Task prompt: Each line below should be repeated exactly as it stands.

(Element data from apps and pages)
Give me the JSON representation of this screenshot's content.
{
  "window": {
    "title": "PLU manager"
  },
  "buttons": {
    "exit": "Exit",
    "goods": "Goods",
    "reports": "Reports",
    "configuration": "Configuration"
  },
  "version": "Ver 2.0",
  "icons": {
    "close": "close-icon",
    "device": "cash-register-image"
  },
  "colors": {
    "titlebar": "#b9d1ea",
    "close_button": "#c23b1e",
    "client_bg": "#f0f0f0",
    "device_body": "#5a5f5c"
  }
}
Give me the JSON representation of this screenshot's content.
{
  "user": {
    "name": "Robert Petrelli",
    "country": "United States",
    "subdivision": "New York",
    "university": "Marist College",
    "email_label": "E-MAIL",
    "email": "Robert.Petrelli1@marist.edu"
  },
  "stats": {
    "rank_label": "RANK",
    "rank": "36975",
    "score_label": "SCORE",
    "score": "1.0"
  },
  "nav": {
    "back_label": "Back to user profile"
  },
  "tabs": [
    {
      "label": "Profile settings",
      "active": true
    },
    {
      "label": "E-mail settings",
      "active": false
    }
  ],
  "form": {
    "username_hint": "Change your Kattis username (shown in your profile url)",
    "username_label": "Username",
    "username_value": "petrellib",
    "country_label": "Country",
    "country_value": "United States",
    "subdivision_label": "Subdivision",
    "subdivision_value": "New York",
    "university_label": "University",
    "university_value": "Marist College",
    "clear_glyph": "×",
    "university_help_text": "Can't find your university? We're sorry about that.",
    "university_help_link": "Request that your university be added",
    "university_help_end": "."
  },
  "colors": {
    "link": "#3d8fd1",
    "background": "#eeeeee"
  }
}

Problem solution:
Give me the JSON representation of this screenshot's content.
{
  "window": {
    "title": "PLU manager"
  },
  "buttons": {
    "exit": "Exit",
    "goods": "Goods",
    "reports": "Reports",
    "configuration": "Configuration"
  },
  "version": "Ver 2.0",
  "icons": {
    "close": "close-icon",
    "device": "cash-register-image"
  },
  "colors": {
    "titlebar": "#b9d1ea",
    "close_button": "#c23b1e",
    "client_bg": "#f0f0f0",
    "device_body": "#5a5f5c"
  }
}
Give me the JSON representation of this screenshot's content.
{
  "user": {
    "name": "Robert Petrelli",
    "country": "United States",
    "subdivision": "New York",
    "university": "Marist College",
    "email_label": "E-MAIL",
    "email": "Robert.Petrelli1@marist.edu"
  },
  "stats": {
    "rank_label": "RANK",
    "rank": "36975",
    "score_label": "SCORE",
    "score": "1.0"
  },
  "nav": {
    "back_label": "Back to user profile"
  },
  "tabs": [
    {
      "label": "Profile settings",
      "active": true
    },
    {
      "label": "E-mail settings",
      "active": false
    }
  ],
  "form": {
    "username_hint": "Change your Kattis username (shown in your profile url)",
    "username_label": "Username",
    "username_value": "petrellib",
    "country_label": "Country",
    "country_value": "United States",
    "subdivision_label": "Subdivision",
    "subdivision_value": "New York",
    "university_label": "University",
    "university_value": "Marist College",
    "clear_glyph": "×",
    "university_help_text": "Can't find your university? We're sorry about that.",
    "university_help_link": "Request that your university be added",
    "university_help_end": "."
  },
  "colors": {
    "link": "#3d8fd1",
    "background": "#eeeeee"
  }
}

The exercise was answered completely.